(Given information Opens)

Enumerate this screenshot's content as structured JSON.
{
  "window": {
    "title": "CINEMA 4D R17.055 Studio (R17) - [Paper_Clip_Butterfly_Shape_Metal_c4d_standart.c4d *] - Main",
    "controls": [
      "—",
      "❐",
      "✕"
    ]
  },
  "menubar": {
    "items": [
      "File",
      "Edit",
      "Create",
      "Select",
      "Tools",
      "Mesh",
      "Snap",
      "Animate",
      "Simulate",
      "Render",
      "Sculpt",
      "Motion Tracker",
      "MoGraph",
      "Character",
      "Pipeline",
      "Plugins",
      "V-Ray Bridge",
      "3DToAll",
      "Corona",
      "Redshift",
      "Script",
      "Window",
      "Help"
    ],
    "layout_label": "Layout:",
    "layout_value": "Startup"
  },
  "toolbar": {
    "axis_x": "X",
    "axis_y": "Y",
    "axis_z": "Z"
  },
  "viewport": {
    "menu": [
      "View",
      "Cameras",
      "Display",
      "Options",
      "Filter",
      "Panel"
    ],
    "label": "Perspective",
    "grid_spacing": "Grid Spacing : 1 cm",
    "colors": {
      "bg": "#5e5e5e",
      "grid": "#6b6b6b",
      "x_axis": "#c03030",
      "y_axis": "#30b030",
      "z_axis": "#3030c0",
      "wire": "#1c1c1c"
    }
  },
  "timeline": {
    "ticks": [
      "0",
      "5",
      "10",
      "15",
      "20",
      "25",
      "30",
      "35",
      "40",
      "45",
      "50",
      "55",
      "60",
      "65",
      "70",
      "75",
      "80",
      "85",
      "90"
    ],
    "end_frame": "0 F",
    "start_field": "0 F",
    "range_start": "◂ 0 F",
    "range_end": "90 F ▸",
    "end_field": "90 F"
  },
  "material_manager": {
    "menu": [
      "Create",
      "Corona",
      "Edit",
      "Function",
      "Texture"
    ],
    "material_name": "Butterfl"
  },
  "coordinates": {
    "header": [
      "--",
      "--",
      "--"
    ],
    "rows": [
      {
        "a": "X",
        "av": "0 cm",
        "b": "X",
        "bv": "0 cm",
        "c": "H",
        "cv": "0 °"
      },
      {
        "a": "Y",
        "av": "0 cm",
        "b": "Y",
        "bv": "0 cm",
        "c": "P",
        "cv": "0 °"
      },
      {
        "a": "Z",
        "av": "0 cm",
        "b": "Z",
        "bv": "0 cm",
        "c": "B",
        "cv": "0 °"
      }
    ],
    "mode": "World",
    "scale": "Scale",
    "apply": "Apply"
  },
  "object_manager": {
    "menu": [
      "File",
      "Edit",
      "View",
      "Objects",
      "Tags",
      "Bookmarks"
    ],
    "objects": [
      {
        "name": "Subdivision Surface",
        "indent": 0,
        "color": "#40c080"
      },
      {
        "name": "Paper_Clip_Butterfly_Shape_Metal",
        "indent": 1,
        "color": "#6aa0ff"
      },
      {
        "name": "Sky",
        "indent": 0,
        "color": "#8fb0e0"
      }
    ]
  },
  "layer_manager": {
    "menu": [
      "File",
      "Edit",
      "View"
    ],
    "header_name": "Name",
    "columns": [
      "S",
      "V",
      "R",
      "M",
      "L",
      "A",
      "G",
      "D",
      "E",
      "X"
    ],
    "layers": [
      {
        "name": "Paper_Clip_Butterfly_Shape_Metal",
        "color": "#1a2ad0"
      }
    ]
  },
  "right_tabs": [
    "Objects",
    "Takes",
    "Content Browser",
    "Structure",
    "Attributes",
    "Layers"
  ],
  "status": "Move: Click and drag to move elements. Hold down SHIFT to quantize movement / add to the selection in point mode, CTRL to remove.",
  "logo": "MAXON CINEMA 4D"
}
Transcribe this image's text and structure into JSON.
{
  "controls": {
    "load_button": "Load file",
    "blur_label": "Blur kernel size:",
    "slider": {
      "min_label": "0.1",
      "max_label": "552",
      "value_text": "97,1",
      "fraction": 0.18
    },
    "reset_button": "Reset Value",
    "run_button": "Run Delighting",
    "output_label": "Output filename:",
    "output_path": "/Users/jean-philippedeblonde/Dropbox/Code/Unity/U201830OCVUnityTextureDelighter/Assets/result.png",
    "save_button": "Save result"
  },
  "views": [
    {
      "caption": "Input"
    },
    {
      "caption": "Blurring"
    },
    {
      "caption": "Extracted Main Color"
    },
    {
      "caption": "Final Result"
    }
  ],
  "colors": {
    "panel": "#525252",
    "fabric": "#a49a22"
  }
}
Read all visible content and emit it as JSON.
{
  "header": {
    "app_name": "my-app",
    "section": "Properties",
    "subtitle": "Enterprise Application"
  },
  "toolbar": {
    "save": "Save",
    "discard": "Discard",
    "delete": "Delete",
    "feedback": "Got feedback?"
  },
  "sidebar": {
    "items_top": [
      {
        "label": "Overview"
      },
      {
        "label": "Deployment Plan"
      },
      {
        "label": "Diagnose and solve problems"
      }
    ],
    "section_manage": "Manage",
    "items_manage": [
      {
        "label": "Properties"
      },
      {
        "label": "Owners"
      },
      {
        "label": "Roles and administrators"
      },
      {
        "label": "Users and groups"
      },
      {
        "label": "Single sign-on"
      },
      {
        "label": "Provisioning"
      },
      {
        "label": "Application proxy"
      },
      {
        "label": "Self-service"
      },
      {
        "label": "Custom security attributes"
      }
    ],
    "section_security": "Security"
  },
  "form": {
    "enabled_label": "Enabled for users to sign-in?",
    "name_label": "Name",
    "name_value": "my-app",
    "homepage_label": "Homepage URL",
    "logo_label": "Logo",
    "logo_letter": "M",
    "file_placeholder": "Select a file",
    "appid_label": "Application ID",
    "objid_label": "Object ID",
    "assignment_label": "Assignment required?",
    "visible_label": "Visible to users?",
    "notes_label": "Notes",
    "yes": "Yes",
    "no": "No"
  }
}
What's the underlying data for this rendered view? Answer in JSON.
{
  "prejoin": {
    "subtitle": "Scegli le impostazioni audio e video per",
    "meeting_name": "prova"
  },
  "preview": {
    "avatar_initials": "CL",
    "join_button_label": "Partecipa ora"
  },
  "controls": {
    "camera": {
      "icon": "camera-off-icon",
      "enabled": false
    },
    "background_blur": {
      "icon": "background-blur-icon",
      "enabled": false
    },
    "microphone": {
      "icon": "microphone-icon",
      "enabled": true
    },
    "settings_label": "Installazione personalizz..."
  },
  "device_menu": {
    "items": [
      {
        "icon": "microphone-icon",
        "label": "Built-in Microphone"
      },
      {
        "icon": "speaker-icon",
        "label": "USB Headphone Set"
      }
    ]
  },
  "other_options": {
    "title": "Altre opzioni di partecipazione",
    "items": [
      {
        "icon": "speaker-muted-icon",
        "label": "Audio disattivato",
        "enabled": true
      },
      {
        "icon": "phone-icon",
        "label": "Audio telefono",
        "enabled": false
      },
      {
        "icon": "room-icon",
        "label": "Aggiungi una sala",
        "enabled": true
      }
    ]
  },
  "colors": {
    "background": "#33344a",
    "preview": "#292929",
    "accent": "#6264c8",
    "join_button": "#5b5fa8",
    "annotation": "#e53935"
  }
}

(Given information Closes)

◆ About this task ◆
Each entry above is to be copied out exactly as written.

◆ Written response ◆
Enumerate this screenshot's content as structured JSON.
{
  "window": {
    "title": "CINEMA 4D R17.055 Studio (R17) - [Paper_Clip_Butterfly_Shape_Metal_c4d_standart.c4d *] - Main",
    "controls": [
      "—",
      "❐",
      "✕"
    ]
  },
  "menubar": {
    "items": [
      "File",
      "Edit",
      "Create",
      "Select",
      "Tools",
      "Mesh",
      "Snap",
      "Animate",
      "Simulate",
      "Render",
      "Sculpt",
      "Motion Tracker",
      "MoGraph",
      "Character",
      "Pipeline",
      "Plugins",
      "V-Ray Bridge",
      "3DToAll",
      "Corona",
      "Redshift",
      "Script",
      "Window",
      "Help"
    ],
    "layout_label": "Layout:",
    "layout_value": "Startup"
  },
  "toolbar": {
    "axis_x": "X",
    "axis_y": "Y",
    "axis_z": "Z"
  },
  "viewport": {
    "menu": [
      "View",
      "Cameras",
      "Display",
      "Options",
      "Filter",
      "Panel"
    ],
    "label": "Perspective",
    "grid_spacing": "Grid Spacing : 1 cm",
    "colors": {
      "bg": "#5e5e5e",
      "grid": "#6b6b6b",
      "x_axis": "#c03030",
      "y_axis": "#30b030",
      "z_axis": "#3030c0",
      "wire": "#1c1c1c"
    }
  },
  "timeline": {
    "ticks": [
      "0",
      "5",
      "10",
      "15",
      "20",
      "25",
      "30",
      "35",
      "40",
      "45",
      "50",
      "55",
      "60",
      "65",
      "70",
      "75",
      "80",
      "85",
      "90"
    ],
    "end_frame": "0 F",
    "start_field": "0 F",
    "range_start": "◂ 0 F",
    "range_end": "90 F ▸",
    "end_field": "90 F"
  },
  "material_manager": {
    "menu": [
      "Create",
      "Corona",
      "Edit",
      "Function",
      "Texture"
    ],
    "material_name": "Butterfl"
  },
  "coordinates": {
    "header": [
      "--",
      "--",
      "--"
    ],
    "rows": [
      {
        "a": "X",
        "av": "0 cm",
        "b": "X",
        "bv": "0 cm",
        "c": "H",
        "cv": "0 °"
      },
      {
        "a": "Y",
        "av": "0 cm",
        "b": "Y",
        "bv": "0 cm",
        "c": "P",
        "cv": "0 °"
      },
      {
        "a": "Z",
        "av": "0 cm",
        "b": "Z",
        "bv": "0 cm",
        "c": "B",
        "cv": "0 °"
      }
    ],
    "mode": "World",
    "scale": "Scale",
    "apply": "Apply"
  },
  "object_manager": {
    "menu": [
      "File",
      "Edit",
      "View",
      "Objects",
      "Tags",
      "Bookmarks"
    ],
    "objects": [
      {
        "name": "Subdivision Surface",
        "indent": 0,
        "color": "#40c080"
      },
      {
        "name": "Paper_Clip_Butterfly_Shape_Metal",
        "indent": 1,
        "color": "#6aa0ff"
      },
      {
        "name": "Sky",
        "indent": 0,
        "color": "#8fb0e0"
      }
    ]
  },
  "layer_manager": {
    "menu": [
      "File",
      "Edit",
      "View"
    ],
    "header_name": "Name",
    "columns": [
      "S",
      "V",
      "R",
      "M",
      "L",
      "A",
      "G",
      "D",
      "E",
      "X"
    ],
    "layers": [
      {
        "name": "Paper_Clip_Butterfly_Shape_Metal",
        "color": "#1a2ad0"
      }
    ]
  },
  "right_tabs": [
    "Objects",
    "Takes",
    "Content Browser",
    "Structure",
    "Attributes",
    "Layers"
  ],
  "status": "Move: Click and drag to move elements. Hold down SHIFT to quantize movement / add to the selection in point mode, CTRL to remove.",
  "logo": "MAXON CINEMA 4D"
}
Transcribe this image's text and structure into JSON.
{
  "controls": {
    "load_button": "Load file",
    "blur_label": "Blur kernel size:",
    "slider": {
      "min_label": "0.1",
      "max_label": "552",
      "value_text": "97,1",
      "fraction": 0.18
    },
    "reset_button": "Reset Value",
    "run_button": "Run Delighting",
    "output_label": "Output filename:",
    "output_path": "/Users/jean-philippedeblonde/Dropbox/Code/Unity/U201830OCVUnityTextureDelighter/Assets/result.png",
    "save_button": "Save result"
  },
  "views": [
    {
      "caption": "Input"
    },
    {
      "caption": "Blurring"
    },
    {
      "caption": "Extracted Main Color"
    },
    {
      "caption": "Final Result"
    }
  ],
  "colors": {
    "panel": "#525252",
    "fabric": "#a49a22"
  }
}
Read all visible content and emit it as JSON.
{
  "header": {
    "app_name": "my-app",
    "section": "Properties",
    "subtitle": "Enterprise Application"
  },
  "toolbar": {
    "save": "Save",
    "discard": "Discard",
    "delete": "Delete",
    "feedback": "Got feedback?"
  },
  "sidebar": {
    "items_top": [
      {
        "label": "Overview"
      },
      {
        "label": "Deployment Plan"
      },
      {
        "label": "Diagnose and solve problems"
      }
    ],
    "section_manage": "Manage",
    "items_manage": [
      {
        "label": "Properties"
      },
      {
        "label": "Owners"
      },
      {
        "label": "Roles and administrators"
      },
      {
        "label": "Users and groups"
      },
      {
        "label": "Single sign-on"
      },
      {
        "label": "Provisioning"
      },
      {
        "label": "Application proxy"
      },
      {
        "label": "Self-service"
      },
      {
        "label": "Custom security attributes"
      }
    ],
    "section_security": "Security"
  },
  "form": {
    "enabled_label": "Enabled for users to sign-in?",
    "name_label": "Name",
    "name_value": "my-app",
    "homepage_label": "Homepage URL",
    "logo_label": "Logo",
    "logo_letter": "M",
    "file_placeholder": "Select a file",
    "appid_label": "Application ID",
    "objid_label": "Object ID",
    "assignment_label": "Assignment required?",
    "visible_label": "Visible to users?",
    "notes_label": "Notes",
    "yes": "Yes",
    "no": "No"
  }
}
What's the underlying data for this rendered view? Answer in JSON.
{
  "prejoin": {
    "subtitle": "Scegli le impostazioni audio e video per",
    "meeting_name": "prova"
  },
  "preview": {
    "avatar_initials": "CL",
    "join_button_label": "Partecipa ora"
  },
  "controls": {
    "camera": {
      "icon": "camera-off-icon",
      "enabled": false
    },
    "background_blur": {
      "icon": "background-blur-icon",
      "enabled": false
    },
    "microphone": {
      "icon": "microphone-icon",
      "enabled": true
    },
    "settings_label": "Installazione personalizz..."
  },
  "device_menu": {
    "items": [
      {
        "icon": "microphone-icon",
        "label": "Built-in Microphone"
      },
      {
        "icon": "speaker-icon",
        "label": "USB Headphone Set"
      }
    ]
  },
  "other_options": {
    "title": "Altre opzioni di partecipazione",
    "items": [
      {
        "icon": "speaker-muted-icon",
        "label": "Audio disattivato",
        "enabled": true
      },
      {
        "icon": "phone-icon",
        "label": "Audio telefono",
        "enabled": false
      },
      {
        "icon": "room-icon",
        "label": "Aggiungi una sala",
        "enabled": true
      }
    ]
  },
  "colors": {
    "background": "#33344a",
    "preview": "#292929",
    "accent": "#6264c8",
    "join_button": "#5b5fa8",
    "annotation": "#e53935"
  }
}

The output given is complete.